Optic Nerve Disease

One of the most common optic nerve disorders is glaucoma. Types of glaucoma include wide-angle and acute-angle, and while wide-angle can lead to vision loss, it usually does not cause pain. Conversely, acute-angle glaucoma can lead to severe and sudden eye pain that may be accompanied by blurred vision, loss of peripheral vision, nausea, vomiting, and headache.

It is often treated with eye drops that lower intraocular pressure; however, in some cases, your eye doctor may recommend laser surgery to help facilitate drainage of excess fluid inside your eye. Glaucoma causes high intraocular pressure, which can lead to optic nerve damage. Once your intraocular pressure returns to normal, your eye pain will resolve; however, vision problems may remain. 


Uveitis causes inflammation of the uvea, which is the part of your eye that includes the ciliary body, iris, and the choroid. It may be caused by certain autoimmune disorders such as multiple sclerosis or infections, ocular trauma, or tumors.

Symptoms of uveitis can develop suddenly and may include severe eye pain, redness, blurred vision, sensitivity to light, vision loss, and seeing spots before your eyes, otherwise known as floaters. The symptoms of uveitis may be unilateral, or they may affect both of your eyes.

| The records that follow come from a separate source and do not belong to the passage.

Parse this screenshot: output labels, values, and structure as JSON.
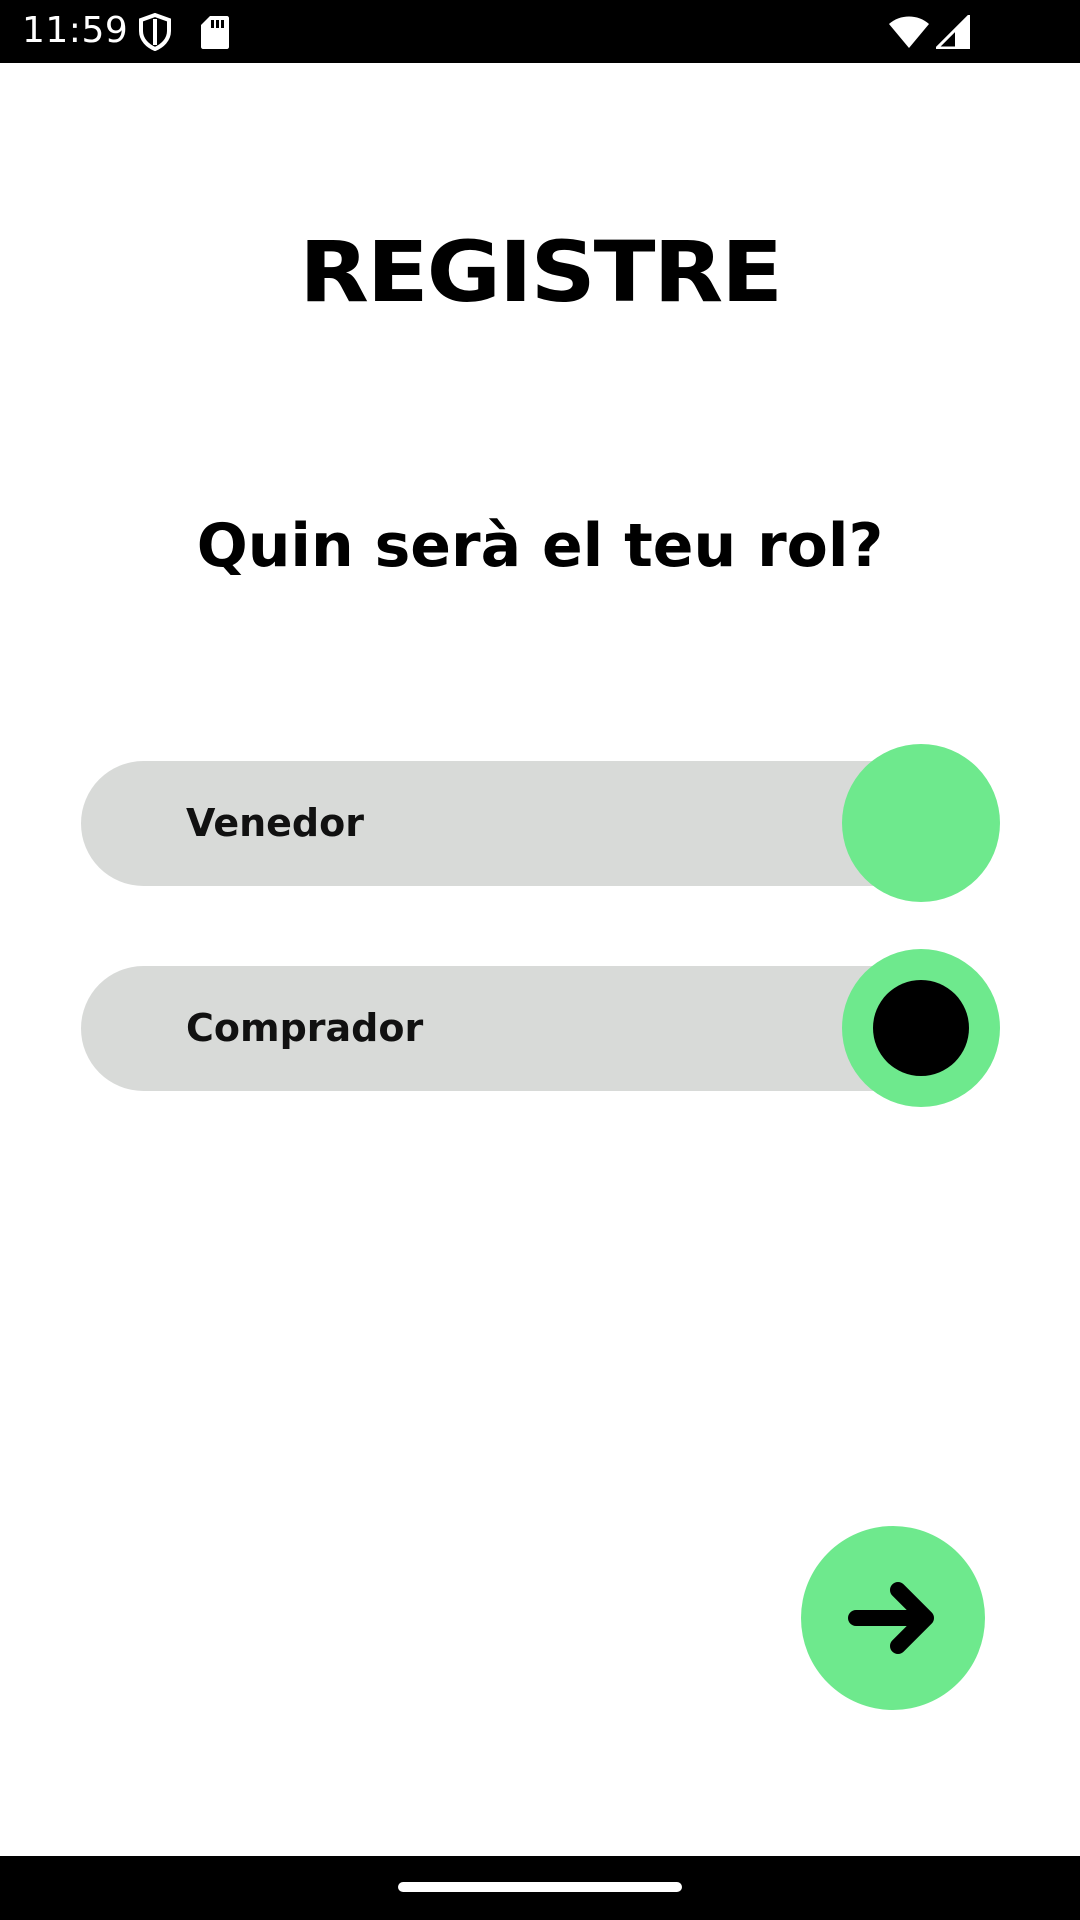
{
  "status_bar": {
    "time": "11:59",
    "icons": [
      "shield-icon",
      "sd-card-icon",
      "wifi-icon",
      "cell-signal-icon"
    ]
  },
  "header": {
    "title": "REGISTRE"
  },
  "main": {
    "question": "Quin serà el teu rol?",
    "options": [
      {
        "label": "Venedor",
        "selected": false
      },
      {
        "label": "Comprador",
        "selected": true
      }
    ],
    "next_button_icon": "arrow-right-icon"
  },
  "colors": {
    "accent": "#6ee98d",
    "option_bg": "#d8dad8",
    "text": "#000000"
  }
}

Treatment for uveitis typically includes anti-inflammatory eye drops, antibiotics if your uveitis is caused by a bacterial infection, and corticosteroid medications. It is important to see your eye doctor at the first sign of uveitis.

Failure to treat the early symptoms of uveitis may result in optic nerve damage, macular disorders, glaucoma, cataracts, a detached retina, and, in some cases, total vision loss. Uveitis-related complications may be more common in aging adults and people who have chronic uveitis; however, they can occur in younger people and those with acute uveitis.

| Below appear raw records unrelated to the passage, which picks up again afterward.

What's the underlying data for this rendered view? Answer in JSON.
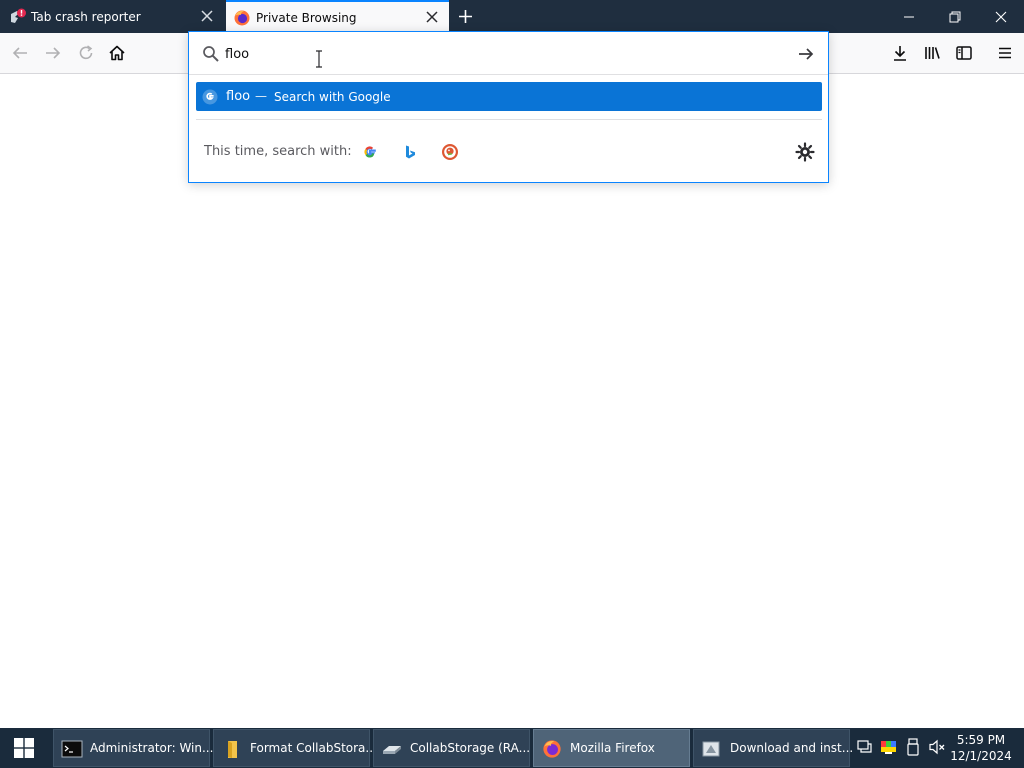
{
  "tabs": [
    {
      "label": "Tab crash reporter",
      "icon": "crash-reporter-icon",
      "active": false
    },
    {
      "label": "Private Browsing",
      "icon": "firefox-logo-icon",
      "active": true
    }
  ],
  "search": {
    "value": "floo",
    "suggestion": {
      "term": "floo",
      "separator": "—",
      "action": "Search with Google"
    },
    "one_off_label": "This time, search with:",
    "engines": [
      "Google",
      "Bing",
      "DuckDuckGo"
    ]
  },
  "taskbar": {
    "items": [
      {
        "label": "Administrator: Win...",
        "icon": "terminal-icon",
        "active": false
      },
      {
        "label": "Format CollabStora...",
        "icon": "folder-icon",
        "active": false
      },
      {
        "label": "CollabStorage (RA...",
        "icon": "drive-icon",
        "active": false
      },
      {
        "label": "Mozilla Firefox",
        "icon": "firefox-icon",
        "active": true
      },
      {
        "label": "Download and inst...",
        "icon": "installer-icon",
        "active": false
      }
    ],
    "time": "5:59 PM",
    "date": "12/1/2024"
  },
  "colors": {
    "accent": "#0a84ff",
    "selection": "#0a74d6",
    "tabstrip": "#1f2e3f",
    "taskbar": "#1a2b3c"
  }
}
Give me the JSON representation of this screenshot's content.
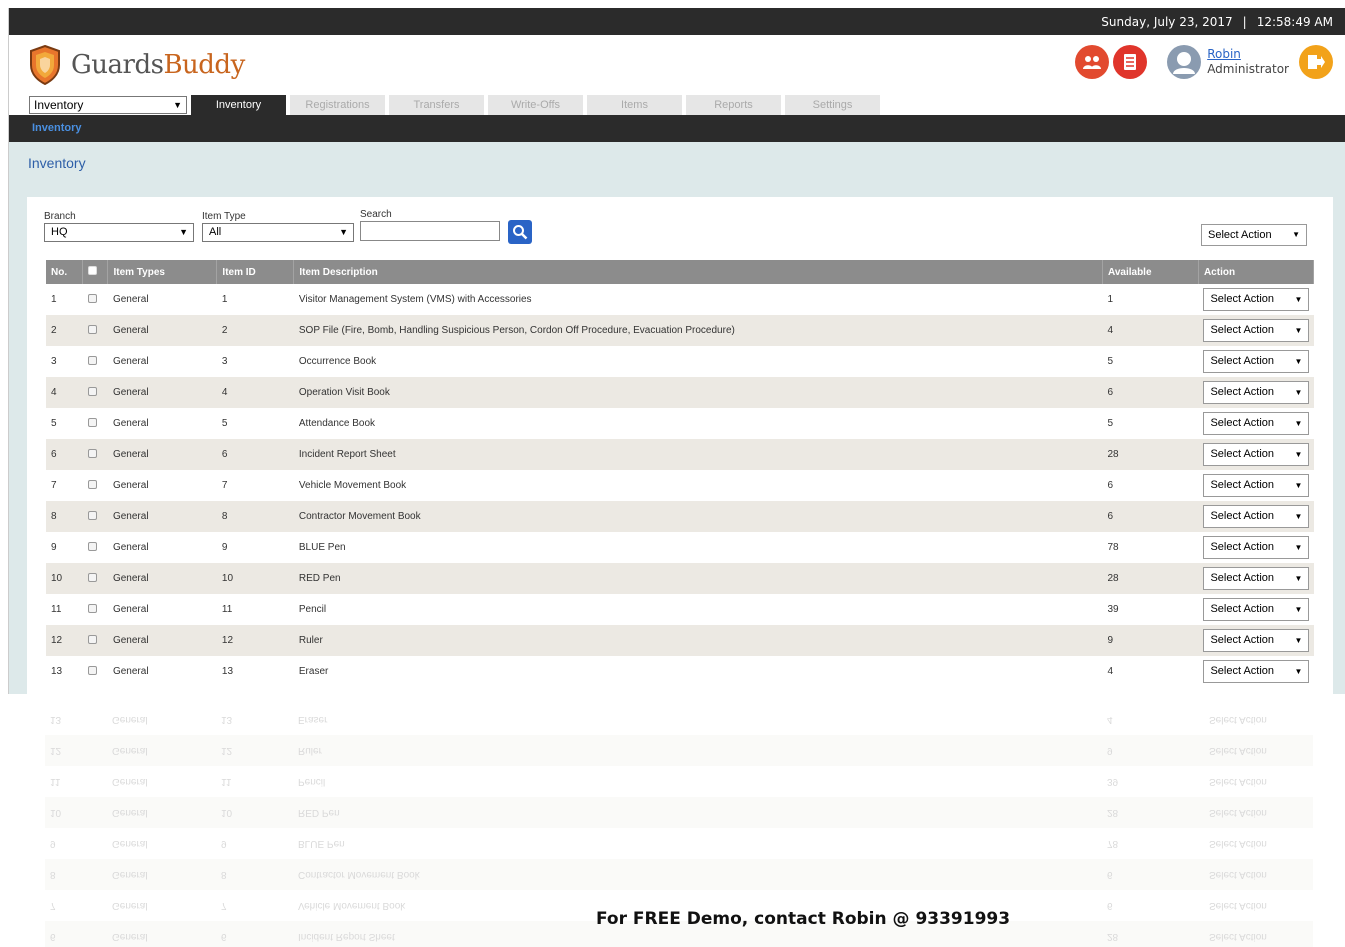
{
  "topbar": {
    "date": "Sunday, July 23, 2017",
    "separator": "|",
    "time": "12:58:49 AM"
  },
  "brand": {
    "name_part1": "Guards",
    "name_part2": "Buddy"
  },
  "user": {
    "name": "Robin",
    "role": "Administrator"
  },
  "module_select": {
    "value": "Inventory"
  },
  "tabs": [
    {
      "label": "Inventory",
      "active": true
    },
    {
      "label": "Registrations"
    },
    {
      "label": "Transfers"
    },
    {
      "label": "Write-Offs"
    },
    {
      "label": "Items"
    },
    {
      "label": "Reports"
    },
    {
      "label": "Settings"
    }
  ],
  "subnav": {
    "active": "Inventory"
  },
  "page": {
    "title": "Inventory"
  },
  "filters": {
    "branch_label": "Branch",
    "branch_value": "HQ",
    "item_type_label": "Item Type",
    "item_type_value": "All",
    "search_label": "Search",
    "search_value": "",
    "bulk_action": "Select Action"
  },
  "table": {
    "headers": {
      "no": "No.",
      "item_types": "Item Types",
      "item_id": "Item ID",
      "item_description": "Item Description",
      "available": "Available",
      "action": "Action"
    },
    "rows": [
      {
        "no": "1",
        "type": "General",
        "id": "1",
        "desc": "Visitor Management System (VMS) with Accessories",
        "available": "1",
        "action": "Select Action"
      },
      {
        "no": "2",
        "type": "General",
        "id": "2",
        "desc": "SOP File (Fire, Bomb, Handling Suspicious Person, Cordon Off Procedure, Evacuation Procedure)",
        "available": "4",
        "action": "Select Action"
      },
      {
        "no": "3",
        "type": "General",
        "id": "3",
        "desc": "Occurrence Book",
        "available": "5",
        "action": "Select Action"
      },
      {
        "no": "4",
        "type": "General",
        "id": "4",
        "desc": "Operation Visit Book",
        "available": "6",
        "action": "Select Action"
      },
      {
        "no": "5",
        "type": "General",
        "id": "5",
        "desc": "Attendance Book",
        "available": "5",
        "action": "Select Action"
      },
      {
        "no": "6",
        "type": "General",
        "id": "6",
        "desc": "Incident Report Sheet",
        "available": "28",
        "action": "Select Action"
      },
      {
        "no": "7",
        "type": "General",
        "id": "7",
        "desc": "Vehicle Movement Book",
        "available": "6",
        "action": "Select Action"
      },
      {
        "no": "8",
        "type": "General",
        "id": "8",
        "desc": "Contractor Movement Book",
        "available": "6",
        "action": "Select Action"
      },
      {
        "no": "9",
        "type": "General",
        "id": "9",
        "desc": "BLUE Pen",
        "available": "78",
        "action": "Select Action"
      },
      {
        "no": "10",
        "type": "General",
        "id": "10",
        "desc": "RED Pen",
        "available": "28",
        "action": "Select Action"
      },
      {
        "no": "11",
        "type": "General",
        "id": "11",
        "desc": "Pencil",
        "available": "39",
        "action": "Select Action"
      },
      {
        "no": "12",
        "type": "General",
        "id": "12",
        "desc": "Ruler",
        "available": "9",
        "action": "Select Action"
      },
      {
        "no": "13",
        "type": "General",
        "id": "13",
        "desc": "Eraser",
        "available": "4",
        "action": "Select Action"
      }
    ]
  },
  "promo": {
    "text": "For FREE Demo, contact Robin @ 93391993"
  }
}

If you develop sudden eye pain, visit your eye doctor as soon as possible. Early diagnosis and treatment will help prevent complications such as an increase in pain, a detached retina, glaucoma, and permanent vision loss.